:: About this exercise ::
Print the data in full, exactly as it reads.
(Supplied data)
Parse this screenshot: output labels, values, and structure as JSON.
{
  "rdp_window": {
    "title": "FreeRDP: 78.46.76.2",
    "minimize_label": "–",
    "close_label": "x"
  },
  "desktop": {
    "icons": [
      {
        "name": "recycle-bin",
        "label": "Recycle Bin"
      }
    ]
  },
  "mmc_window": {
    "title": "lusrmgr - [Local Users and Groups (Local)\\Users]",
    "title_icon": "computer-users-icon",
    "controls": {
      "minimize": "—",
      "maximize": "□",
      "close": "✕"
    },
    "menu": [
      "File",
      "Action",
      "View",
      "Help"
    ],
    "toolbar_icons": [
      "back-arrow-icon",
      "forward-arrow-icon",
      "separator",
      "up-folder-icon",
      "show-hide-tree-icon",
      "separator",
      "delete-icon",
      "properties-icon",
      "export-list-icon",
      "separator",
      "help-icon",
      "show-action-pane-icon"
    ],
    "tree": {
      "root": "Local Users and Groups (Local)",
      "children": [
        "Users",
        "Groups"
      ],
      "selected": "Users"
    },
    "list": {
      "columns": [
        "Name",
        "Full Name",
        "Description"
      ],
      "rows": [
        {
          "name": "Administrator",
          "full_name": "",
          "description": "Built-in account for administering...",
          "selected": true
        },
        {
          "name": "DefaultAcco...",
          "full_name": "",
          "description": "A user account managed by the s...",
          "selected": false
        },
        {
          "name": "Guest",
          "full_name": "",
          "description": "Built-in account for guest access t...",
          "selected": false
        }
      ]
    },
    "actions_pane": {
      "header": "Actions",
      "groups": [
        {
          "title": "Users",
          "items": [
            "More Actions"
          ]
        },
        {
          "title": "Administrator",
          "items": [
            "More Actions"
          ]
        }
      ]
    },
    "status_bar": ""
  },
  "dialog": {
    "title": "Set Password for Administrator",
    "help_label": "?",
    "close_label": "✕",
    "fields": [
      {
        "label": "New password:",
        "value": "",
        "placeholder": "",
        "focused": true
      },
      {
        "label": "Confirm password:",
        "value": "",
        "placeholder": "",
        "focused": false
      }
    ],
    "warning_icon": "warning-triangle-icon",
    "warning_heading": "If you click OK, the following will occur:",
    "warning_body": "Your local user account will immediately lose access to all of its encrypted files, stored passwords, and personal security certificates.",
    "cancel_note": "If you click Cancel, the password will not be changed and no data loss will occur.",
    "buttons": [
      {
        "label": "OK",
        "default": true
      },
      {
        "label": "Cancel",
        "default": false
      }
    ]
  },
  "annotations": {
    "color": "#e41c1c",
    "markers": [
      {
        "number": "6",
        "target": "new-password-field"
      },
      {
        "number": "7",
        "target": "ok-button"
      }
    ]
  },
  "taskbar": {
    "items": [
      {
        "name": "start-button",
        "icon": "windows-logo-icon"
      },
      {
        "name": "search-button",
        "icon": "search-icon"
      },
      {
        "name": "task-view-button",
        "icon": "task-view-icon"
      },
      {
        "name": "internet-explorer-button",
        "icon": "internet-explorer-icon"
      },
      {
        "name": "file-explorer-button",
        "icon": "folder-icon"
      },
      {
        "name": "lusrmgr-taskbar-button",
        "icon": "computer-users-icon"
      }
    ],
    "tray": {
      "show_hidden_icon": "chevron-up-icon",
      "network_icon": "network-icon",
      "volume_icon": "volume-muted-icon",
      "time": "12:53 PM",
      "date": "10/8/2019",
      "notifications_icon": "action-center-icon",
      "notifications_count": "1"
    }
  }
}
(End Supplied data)
:: Task result ::
Parse this screenshot: output labels, values, and structure as JSON.
{
  "rdp_window": {
    "title": "FreeRDP: 78.46.76.2",
    "minimize_label": "–",
    "close_label": "x"
  },
  "desktop": {
    "icons": [
      {
        "name": "recycle-bin",
        "label": "Recycle Bin"
      }
    ]
  },
  "mmc_window": {
    "title": "lusrmgr - [Local Users and Groups (Local)\\Users]",
    "title_icon": "computer-users-icon",
    "controls": {
      "minimize": "—",
      "maximize": "□",
      "close": "✕"
    },
    "menu": [
      "File",
      "Action",
      "View",
      "Help"
    ],
    "toolbar_icons": [
      "back-arrow-icon",
      "forward-arrow-icon",
      "separator",
      "up-folder-icon",
      "show-hide-tree-icon",
      "separator",
      "delete-icon",
      "properties-icon",
      "export-list-icon",
      "separator",
      "help-icon",
      "show-action-pane-icon"
    ],
    "tree": {
      "root": "Local Users and Groups (Local)",
      "children": [
        "Users",
        "Groups"
      ],
      "selected": "Users"
    },
    "list": {
      "columns": [
        "Name",
        "Full Name",
        "Description"
      ],
      "rows": [
        {
          "name": "Administrator",
          "full_name": "",
          "description": "Built-in account for administering...",
          "selected": true
        },
        {
          "name": "DefaultAcco...",
          "full_name": "",
          "description": "A user account managed by the s...",
          "selected": false
        },
        {
          "name": "Guest",
          "full_name": "",
          "description": "Built-in account for guest access t...",
          "selected": false
        }
      ]
    },
    "actions_pane": {
      "header": "Actions",
      "groups": [
        {
          "title": "Users",
          "items": [
            "More Actions"
          ]
        },
        {
          "title": "Administrator",
          "items": [
            "More Actions"
          ]
        }
      ]
    },
    "status_bar": ""
  },
  "dialog": {
    "title": "Set Password for Administrator",
    "help_label": "?",
    "close_label": "✕",
    "fields": [
      {
        "label": "New password:",
        "value": "",
        "placeholder": "",
        "focused": true
      },
      {
        "label": "Confirm password:",
        "value": "",
        "placeholder": "",
        "focused": false
      }
    ],
    "warning_icon": "warning-triangle-icon",
    "warning_heading": "If you click OK, the following will occur:",
    "warning_body": "Your local user account will immediately lose access to all of its encrypted files, stored passwords, and personal security certificates.",
    "cancel_note": "If you click Cancel, the password will not be changed and no data loss will occur.",
    "buttons": [
      {
        "label": "OK",
        "default": true
      },
      {
        "label": "Cancel",
        "default": false
      }
    ]
  },
  "annotations": {
    "color": "#e41c1c",
    "markers": [
      {
        "number": "6",
        "target": "new-password-field"
      },
      {
        "number": "7",
        "target": "ok-button"
      }
    ]
  },
  "taskbar": {
    "items": [
      {
        "name": "start-button",
        "icon": "windows-logo-icon"
      },
      {
        "name": "search-button",
        "icon": "search-icon"
      },
      {
        "name": "task-view-button",
        "icon": "task-view-icon"
      },
      {
        "name": "internet-explorer-button",
        "icon": "internet-explorer-icon"
      },
      {
        "name": "file-explorer-button",
        "icon": "folder-icon"
      },
      {
        "name": "lusrmgr-taskbar-button",
        "icon": "computer-users-icon"
      }
    ],
    "tray": {
      "show_hidden_icon": "chevron-up-icon",
      "network_icon": "network-icon",
      "volume_icon": "volume-muted-icon",
      "time": "12:53 PM",
      "date": "10/8/2019",
      "notifications_icon": "action-center-icon",
      "notifications_count": "1"
    }
  }
}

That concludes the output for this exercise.